At the same time, I’ve heard sermons that were crammed with biblical passages but as I listened was very aware that they were slaves to the preacher, forced to serve his agenda instead of the other way around. I’ve experienced a sermon where the preacher went verse by verse, phrase by phrase, through a passage, believing he was being the most faithful expositor of God’s Word on the planet, and yet almost everything he said had no exegetical foundation. He used the words he revered on the page as launching points for his favorite topics. He was faithful to the words of the passage but not its meaning, manipulating the very Bible he adored.
I grew up memorizing verses from the Bible, for “Your word is a lamp for my feet, a light on my path” (Psalm 119:105 — Thank you, Amy Grant, for the song from it). And I believe there is huge value in “hiding” God’s Word in our hearts (Psalm 119:11). Those memorized passages have been hooks on which I was able to hang so much more of the Scriptures. But way too often, these memorized passages stand alone, divorced from the context in which they were written and used badly, like a hammer being used to open a jar. (As much as I love the conclusions Dallas Willard came to in The Divine Conspiracy, his use of the Scriptures in that book drives me nuts.)
Those who preach through books of the Bible or use a lectionary always start first with the Scriptures. What they do with them afterward determines who is servant and who is master, but at least they’re beginning with the Scriptures. Those who preach topically have a much harder task before them, for they begin with an idea or a circumstance in the world they believe needs to be addressed and must guard themselves from merely using the Scriptures to their own ends. This is why I have preached topically only infrequently, though I don’t avoid it, because there are times when it’s necessary.

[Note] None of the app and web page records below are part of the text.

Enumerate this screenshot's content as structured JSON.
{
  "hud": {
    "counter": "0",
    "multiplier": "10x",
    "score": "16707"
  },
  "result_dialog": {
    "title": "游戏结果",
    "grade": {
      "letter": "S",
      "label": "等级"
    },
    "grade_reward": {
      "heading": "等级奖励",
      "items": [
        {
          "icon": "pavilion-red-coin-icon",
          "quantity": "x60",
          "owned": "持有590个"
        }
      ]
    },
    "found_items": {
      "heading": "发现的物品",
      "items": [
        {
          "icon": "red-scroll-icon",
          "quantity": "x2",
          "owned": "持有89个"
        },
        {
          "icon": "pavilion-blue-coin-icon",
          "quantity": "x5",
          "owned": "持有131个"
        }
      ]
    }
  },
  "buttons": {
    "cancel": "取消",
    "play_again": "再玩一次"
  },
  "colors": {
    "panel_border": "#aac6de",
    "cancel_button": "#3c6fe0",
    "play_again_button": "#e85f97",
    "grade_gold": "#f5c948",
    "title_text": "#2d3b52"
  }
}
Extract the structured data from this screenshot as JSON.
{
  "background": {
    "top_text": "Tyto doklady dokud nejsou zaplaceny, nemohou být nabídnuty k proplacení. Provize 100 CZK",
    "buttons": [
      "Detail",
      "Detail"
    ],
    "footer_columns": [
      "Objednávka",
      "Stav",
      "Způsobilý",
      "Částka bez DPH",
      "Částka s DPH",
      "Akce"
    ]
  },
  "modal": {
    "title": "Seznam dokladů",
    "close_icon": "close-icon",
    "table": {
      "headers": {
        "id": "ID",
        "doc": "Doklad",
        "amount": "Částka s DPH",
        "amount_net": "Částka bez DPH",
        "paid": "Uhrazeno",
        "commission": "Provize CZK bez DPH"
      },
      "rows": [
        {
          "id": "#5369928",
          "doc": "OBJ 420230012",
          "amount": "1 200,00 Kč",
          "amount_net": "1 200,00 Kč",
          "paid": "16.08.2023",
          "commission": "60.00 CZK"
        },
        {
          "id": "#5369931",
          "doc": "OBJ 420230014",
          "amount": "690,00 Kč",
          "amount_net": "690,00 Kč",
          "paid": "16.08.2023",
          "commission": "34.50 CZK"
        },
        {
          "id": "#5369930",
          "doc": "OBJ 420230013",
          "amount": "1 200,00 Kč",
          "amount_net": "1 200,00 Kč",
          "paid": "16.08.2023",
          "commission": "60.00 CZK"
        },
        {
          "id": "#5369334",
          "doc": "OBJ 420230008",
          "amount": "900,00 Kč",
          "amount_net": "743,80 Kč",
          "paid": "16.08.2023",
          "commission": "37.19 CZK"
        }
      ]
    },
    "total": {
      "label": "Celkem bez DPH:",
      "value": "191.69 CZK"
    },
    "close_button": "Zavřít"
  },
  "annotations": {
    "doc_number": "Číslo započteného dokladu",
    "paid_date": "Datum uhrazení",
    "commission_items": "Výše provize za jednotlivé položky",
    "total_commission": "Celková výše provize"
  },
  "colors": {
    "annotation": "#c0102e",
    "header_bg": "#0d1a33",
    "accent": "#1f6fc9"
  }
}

Does the sermon take the lead or does it follow where the Scriptures lead?
The Scriptures don’t always go where I want them to. In fact, they often surprise me and take me places I would never expect them to go.
The Beatitudes (Matthew 5:2-12) baffle me every time I stop and consider them. Really. Every single time. The pairing of meekness with inheriting the earth never ceases to bring me up short with a jolt. I spend a lot of time in the Gospels, because Jesus is continually challenging my basic disposition and sending me where I didn’t want to do.
The Psalms lead me through the thick woods of prayer on paths I would never have expected. Where I would dip in and step right back out again, I get drawn deeper and deeper into the thickets and sometimes feel lost, not wanting to have engaged with certain emotions the psalmist walks me through.
Paul’s letter are absolutely brilliant. But I would never have written anything like them if I were addressing the situations he was dealing with. Not even close. Having grown up in our overly psychologized era, I would have tried a form of therapy in my letters rather than the concisely incisive theology he offers up. I hate to admit it, but I would have written more about myself and less about Jesus.
It’s these unexpected routes that are so essential for us. They force us to follow God, instead of demanding that God follow us. They tell us that our questions are of less importance than God’s story, God’s mission, God’s answer to what’s wrong in the world.
Reading the Scriptures and preaching them is a game of follow the leader. If I don’t pay the utmost attention, I mess it up and everyone who follows me gets it wrong as well. But if I follow the twists and turns faithfully, everyone who follows after me gets into the game as it ought to be.
The question is: Am I willing to follow where God is leading or do I want to be the leader myself?
In the Isenheim altarpiece, artist Matthias Grunewald paints John the baptizer in the right corner. He’s holding a Bible and pointing to Jesus.
This is the preacher’s job. To faithfully read the Scriptures and by them to point to Jesus.